A. the developmental guidance of other up-coming nations efforts
B. the cultural melding of the increasingly ethnically diverse advanced nations

In a time of 'Identity Politics' Brazil's ability to definitively mould itself both inwards and outwards is a useful case study.

Part of that is the nationalistic deployment of its automotive sector; as will be illustrated in the following Part 3, and specifically spans the various distinct phases of Brazil's efforts of independent and foreign assisted self-development:

1. Adoption for Indigenous Adaption
(eg Ford F-series, VW Fusca Wagon, VW Parati, Chevrolet Celta)

2. State Led Licensed Technology Transfer
(eg FNM – Fabrica Nacional de Motores)

3. Indigenous Development - Corporate (Mass)
(eg Ford Corcel, Karmann TC, VW Brasilia, VW SP2, FIAT 147, VW Gol / Pareti, FIAT Premio, FIAT Palio / Siena, FIAT Novo Uno)

4. Indigenous Development – Independent (Niche)
(eg Sporting : Interlagos Berlinetta, Puma, Miura, Dacon 828)
(eg Luxury : Santa Matilde)
(eg Utility : Gurgel G-15, Gurgel X-12, Troller)
(eg City : Gurgel XEF, Gurgel BR-800)

5. Indigenous Development – Technologies
(ie Fuel : Sugar Beat / Cane sourced Ethanol)
(ie Construction : Fibre-glass and 'Plasteel')

6. Multi-National Companies, Regionalisation and Globalisation
(ie Domestic and ''Parallel Export')
(eg AutoLatina)
(eg VW Gol, FIAT Palio / Siena, VW Fox, FIAT Novo Uno, Nissan Kicks)

7. Indigenous Development - Strategic and Value-Added
(eg Agrale and Marcopolo)

8. Indigenous Sector Promotion
(ie Sao Poalo International Auto Show....VW Buggy)

9. Indigenous Technological Research
(eg State, Academic and Corporate...Flex-Fuel, "Centro FEI", VW "2-UP"

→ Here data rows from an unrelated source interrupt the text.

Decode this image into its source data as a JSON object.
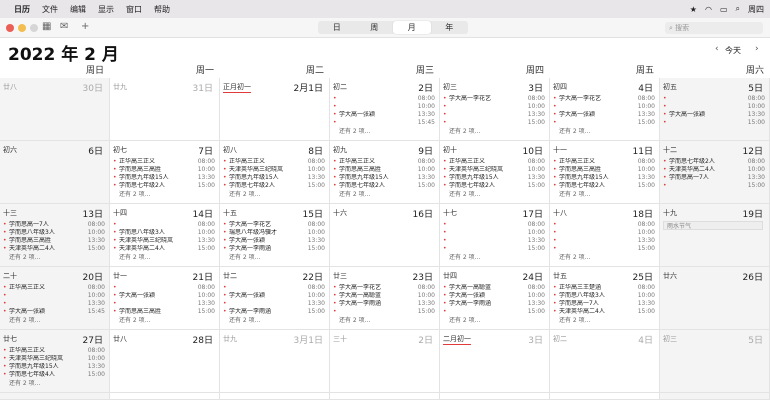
{
  "menubar": {
    "app": "日历",
    "menus": [
      "文件",
      "编辑",
      "显示",
      "窗口",
      "帮助"
    ],
    "clock": "周四"
  },
  "toolbar": {
    "views": [
      "日",
      "周",
      "月",
      "年"
    ],
    "active_view": 2,
    "search_placeholder": "搜索",
    "today_label": "今天"
  },
  "title": "2022 年 2 月",
  "weekdays": [
    "周日",
    "周一",
    "周二",
    "周三",
    "周四",
    "周五",
    "周六"
  ],
  "colors": {
    "event_dot": "#e23b3b",
    "today_underline": "#e23b3b"
  },
  "days": [
    {
      "lunar": "廿八",
      "date": "30日",
      "dim": true,
      "gray": true,
      "events": []
    },
    {
      "lunar": "廿九",
      "date": "31日",
      "dim": true,
      "gray": false,
      "events": []
    },
    {
      "lunar": "正月初一",
      "date": "2月1日",
      "red": true,
      "events": []
    },
    {
      "lunar": "初二",
      "date": "2日",
      "events": [
        {
          "t": "",
          "tm": "08:00"
        },
        {
          "t": "",
          "tm": "10:00"
        },
        {
          "t": "学大高一张颖",
          "tm": "13:30"
        },
        {
          "t": "",
          "tm": "15:45"
        }
      ],
      "more": "还有 2 项..."
    },
    {
      "lunar": "初三",
      "date": "3日",
      "events": [
        {
          "t": "学大高一李花艺",
          "tm": "08:00"
        },
        {
          "t": "",
          "tm": "10:00"
        },
        {
          "t": "",
          "tm": "13:30"
        },
        {
          "t": "",
          "tm": "15:00"
        }
      ],
      "more": "还有 2 项..."
    },
    {
      "lunar": "初四",
      "date": "4日",
      "events": [
        {
          "t": "学大高一李花艺",
          "tm": "08:00"
        },
        {
          "t": "",
          "tm": "10:00"
        },
        {
          "t": "学大高一张颖",
          "tm": "13:30"
        },
        {
          "t": "",
          "tm": "15:00"
        }
      ],
      "more": "还有 2 项..."
    },
    {
      "lunar": "初五",
      "date": "5日",
      "gray": true,
      "events": [
        {
          "t": "",
          "tm": "08:00"
        },
        {
          "t": "",
          "tm": "10:00"
        },
        {
          "t": "学大高一张颖",
          "tm": "13:30"
        },
        {
          "t": "",
          "tm": "15:00"
        }
      ]
    },
    {
      "lunar": "初六",
      "date": "6日",
      "gray": true,
      "events": []
    },
    {
      "lunar": "初七",
      "date": "7日",
      "events": [
        {
          "t": "正华高三正义",
          "tm": "08:00"
        },
        {
          "t": "学而思高三高胜",
          "tm": "10:00"
        },
        {
          "t": "学而思九年级15人",
          "tm": "13:30"
        },
        {
          "t": "学而思七年级2人",
          "tm": "15:00"
        }
      ],
      "more": "还有 2 项..."
    },
    {
      "lunar": "初八",
      "date": "8日",
      "events": [
        {
          "t": "正华高三正义",
          "tm": "08:00"
        },
        {
          "t": "天津英华高三纪晓岚",
          "tm": "10:00"
        },
        {
          "t": "学而思九年级15人",
          "tm": "13:30"
        },
        {
          "t": "学而思七年级2人",
          "tm": "15:00"
        }
      ],
      "more": "还有 2 项..."
    },
    {
      "lunar": "初九",
      "date": "9日",
      "events": [
        {
          "t": "正华高三正义",
          "tm": "08:00"
        },
        {
          "t": "学而思高三高胜",
          "tm": "10:00"
        },
        {
          "t": "学而思九年级15人",
          "tm": "13:30"
        },
        {
          "t": "学而思七年级2人",
          "tm": "15:00"
        }
      ],
      "more": "还有 2 项..."
    },
    {
      "lunar": "初十",
      "date": "10日",
      "events": [
        {
          "t": "正华高三正义",
          "tm": "08:00"
        },
        {
          "t": "天津英华高三纪晓岚",
          "tm": "10:00"
        },
        {
          "t": "学而思九年级15人",
          "tm": "13:30"
        },
        {
          "t": "学而思七年级2人",
          "tm": "15:00"
        }
      ],
      "more": "还有 2 项..."
    },
    {
      "lunar": "十一",
      "date": "11日",
      "events": [
        {
          "t": "正华高三正义",
          "tm": "08:00"
        },
        {
          "t": "学而思高三高胜",
          "tm": "10:00"
        },
        {
          "t": "学而思九年级15人",
          "tm": "13:30"
        },
        {
          "t": "学而思七年级2人",
          "tm": "15:00"
        }
      ],
      "more": "还有 2 项..."
    },
    {
      "lunar": "十二",
      "date": "12日",
      "gray": true,
      "events": [
        {
          "t": "学而思七年级2人",
          "tm": "08:00"
        },
        {
          "t": "天津英华高二4人",
          "tm": "10:00"
        },
        {
          "t": "学而思高一7人",
          "tm": "13:30"
        },
        {
          "t": "",
          "tm": "15:00"
        }
      ]
    },
    {
      "lunar": "十三",
      "date": "13日",
      "gray": true,
      "events": [
        {
          "t": "学而思高一7人",
          "tm": "08:00"
        },
        {
          "t": "学而思八年级3人",
          "tm": "10:00"
        },
        {
          "t": "学而思高三高胜",
          "tm": "13:30"
        },
        {
          "t": "天津英华高二4人",
          "tm": "15:00"
        }
      ],
      "more": "还有 2 项..."
    },
    {
      "lunar": "十四",
      "date": "14日",
      "events": [
        {
          "t": "",
          "tm": "08:00"
        },
        {
          "t": "学而思八年级3人",
          "tm": "10:00"
        },
        {
          "t": "天津英华高三纪晓岚",
          "tm": "13:30"
        },
        {
          "t": "天津英华高二4人",
          "tm": "15:00"
        }
      ],
      "more": "还有 2 项..."
    },
    {
      "lunar": "十五",
      "date": "15日",
      "events": [
        {
          "t": "学大高一李花艺",
          "tm": "08:00"
        },
        {
          "t": "瑞思八年级冯骥才",
          "tm": "10:00"
        },
        {
          "t": "学大高一张颖",
          "tm": "13:30"
        },
        {
          "t": "学大高一李雨涵",
          "tm": "15:00"
        }
      ],
      "more": "还有 2 项..."
    },
    {
      "lunar": "十六",
      "date": "16日",
      "events": []
    },
    {
      "lunar": "十七",
      "date": "17日",
      "events": [
        {
          "t": "",
          "tm": "08:00"
        },
        {
          "t": "",
          "tm": "10:00"
        },
        {
          "t": "",
          "tm": "13:30"
        },
        {
          "t": "",
          "tm": "15:00"
        }
      ],
      "more": "还有 2 项..."
    },
    {
      "lunar": "十八",
      "date": "18日",
      "events": [
        {
          "t": "",
          "tm": "08:00"
        },
        {
          "t": "",
          "tm": "10:00"
        },
        {
          "t": "",
          "tm": "13:30"
        },
        {
          "t": "",
          "tm": "15:00"
        }
      ],
      "more": "还有 2 项..."
    },
    {
      "lunar": "十九",
      "date": "19日",
      "gray": true,
      "holiday": "雨水节气",
      "events": []
    },
    {
      "lunar": "二十",
      "date": "20日",
      "gray": true,
      "events": [
        {
          "t": "正华高三正义",
          "tm": "08:00"
        },
        {
          "t": "",
          "tm": "10:00"
        },
        {
          "t": "",
          "tm": "13:30"
        },
        {
          "t": "学大高一张颖",
          "tm": "15:45"
        }
      ],
      "more": "还有 2 项..."
    },
    {
      "lunar": "廿一",
      "date": "21日",
      "events": [
        {
          "t": "",
          "tm": "08:00"
        },
        {
          "t": "学大高一张颖",
          "tm": "10:00"
        },
        {
          "t": "",
          "tm": "13:30"
        },
        {
          "t": "学而思高三高胜",
          "tm": "15:00"
        }
      ],
      "more": "还有 2 项..."
    },
    {
      "lunar": "廿二",
      "date": "22日",
      "events": [
        {
          "t": "",
          "tm": "08:00"
        },
        {
          "t": "学大高一张颖",
          "tm": "10:00"
        },
        {
          "t": "",
          "tm": "13:30"
        },
        {
          "t": "学大高一李雨涵",
          "tm": "15:00"
        }
      ],
      "more": "还有 2 项..."
    },
    {
      "lunar": "廿三",
      "date": "23日",
      "events": [
        {
          "t": "学大高一李花艺",
          "tm": "08:00"
        },
        {
          "t": "学大高一高聪蓝",
          "tm": "10:00"
        },
        {
          "t": "学大高一李雨涵",
          "tm": "13:30"
        },
        {
          "t": "",
          "tm": "15:00"
        }
      ],
      "more": "还有 2 项..."
    },
    {
      "lunar": "廿四",
      "date": "24日",
      "events": [
        {
          "t": "学大高一高聪蓝",
          "tm": "08:00"
        },
        {
          "t": "学大高一张颖",
          "tm": "10:00"
        },
        {
          "t": "学大高一李雨涵",
          "tm": "13:30"
        },
        {
          "t": "",
          "tm": "15:00"
        }
      ],
      "more": "还有 2 项..."
    },
    {
      "lunar": "廿五",
      "date": "25日",
      "events": [
        {
          "t": "正华高三王楚涵",
          "tm": "08:00"
        },
        {
          "t": "学而思八年级3人",
          "tm": "10:00"
        },
        {
          "t": "学而思高一7人",
          "tm": "13:30"
        },
        {
          "t": "天津英华高二4人",
          "tm": "15:00"
        }
      ],
      "more": "还有 2 项..."
    },
    {
      "lunar": "廿六",
      "date": "26日",
      "gray": true,
      "events": []
    },
    {
      "lunar": "廿七",
      "date": "27日",
      "gray": true,
      "events": [
        {
          "t": "正华高三正义",
          "tm": "08:00"
        },
        {
          "t": "天津英华高三纪晓岚",
          "tm": "10:00"
        },
        {
          "t": "学而思九年级15人",
          "tm": "13:30"
        },
        {
          "t": "学而思七年级4人",
          "tm": "15:00"
        }
      ],
      "more": "还有 2 项..."
    },
    {
      "lunar": "廿八",
      "date": "28日",
      "events": []
    },
    {
      "lunar": "廿九",
      "date": "3月1日",
      "dim": true,
      "events": []
    },
    {
      "lunar": "三十",
      "date": "2日",
      "dim": true,
      "events": []
    },
    {
      "lunar": "二月初一",
      "date": "3日",
      "dim": true,
      "red": true,
      "events": []
    },
    {
      "lunar": "初二",
      "date": "4日",
      "dim": true,
      "events": []
    },
    {
      "lunar": "初三",
      "date": "5日",
      "dim": true,
      "gray": true,
      "events": []
    }
  ]
}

Thereafter a look towards the possibilities for 'Brazilian Autos' with regards to ongoing domestic progress and improved international standing.